It’s the delicate background noise that paints the canvas of our auditory experiences, adding depth, texture, and a sense of place to the soundscape.

Imagine sitting in a cozy café, the soft murmur of conversations, clinking of cups, and distant traffic forming the ambience that makes you feel right at home. Or perhaps you’re in a tranquil forest, where the rustling leaves, chirping birds, and trickling streams envelop you in the serene ambience of nature.

Ambience can set the mood, transport us to different worlds, or ground us in the present moment. It can be the gentle hum of a library, the soothing waves at the beach, or the bustling energy of a city street.

Sound engineers and musicians often craft ambience intentionally, using tools like reverb and background noises to create a specific atmosphere in music and film.
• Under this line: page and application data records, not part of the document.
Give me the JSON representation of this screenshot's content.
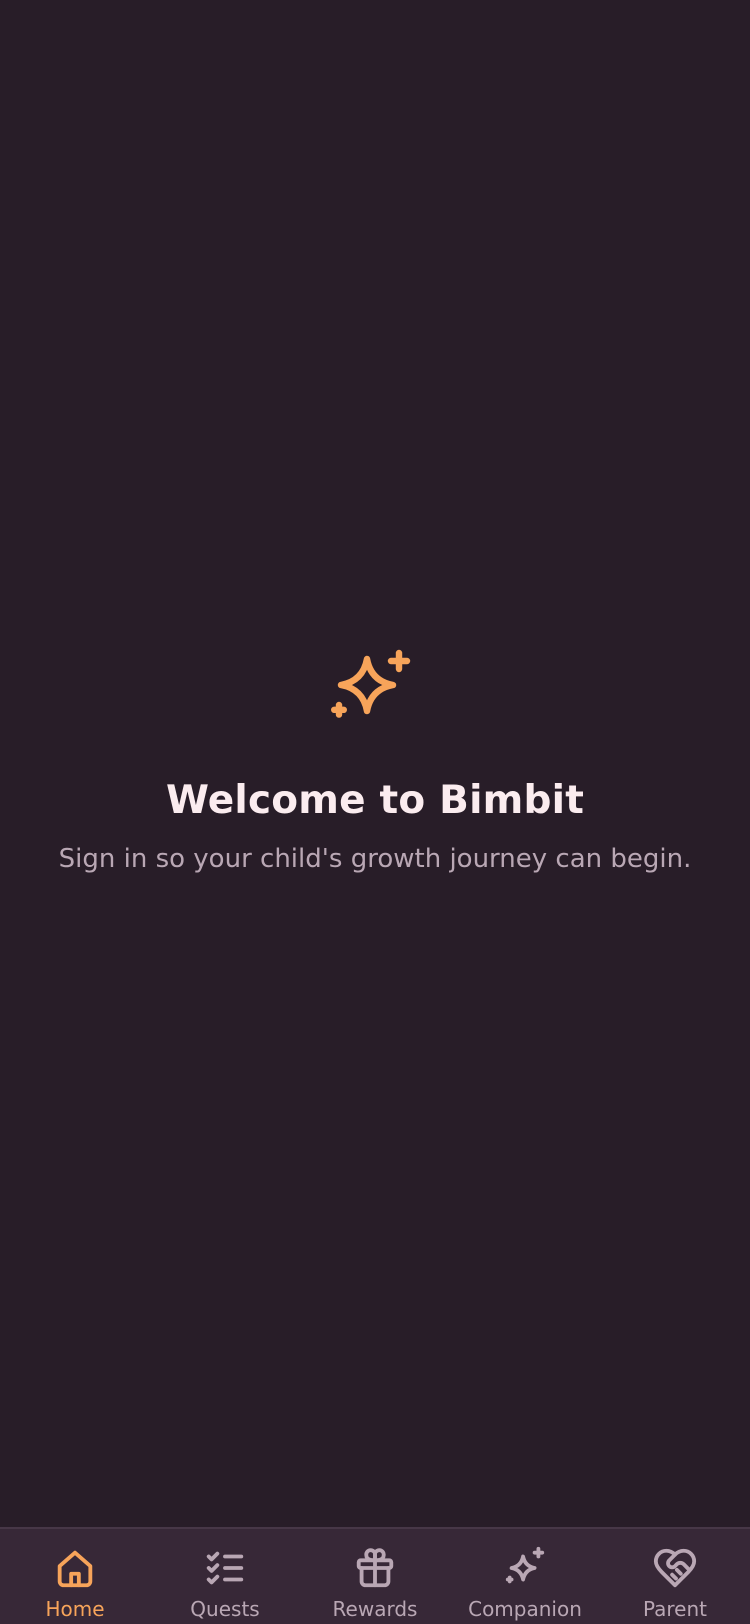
{
  "hero": {
    "icon": "sparkles-icon",
    "title": "Welcome to Bimbit",
    "subtitle": "Sign in so your child's growth journey can begin."
  },
  "colors": {
    "background": "#281d28",
    "accent": "#f7a45a",
    "muted": "#b9a7b4",
    "title": "#fbecef",
    "tabbar": "#372837"
  },
  "tabbar": {
    "active": "home",
    "items": [
      {
        "key": "home",
        "label": "Home",
        "icon": "home-icon"
      },
      {
        "key": "quests",
        "label": "Quests",
        "icon": "checklist-icon"
      },
      {
        "key": "rewards",
        "label": "Rewards",
        "icon": "gift-icon"
      },
      {
        "key": "companion",
        "label": "Companion",
        "icon": "sparkles-icon"
      },
      {
        "key": "parent",
        "label": "Parent",
        "icon": "heart-handshake-icon"
      }
    ]
  }
}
It’s that touch of ambience that turns a recording studio into a grand concert hall or a green screen into a bustling marketplace.

In the world of sound, ambience is the subtle storyteller, providing context and emotion to the sounds we hear.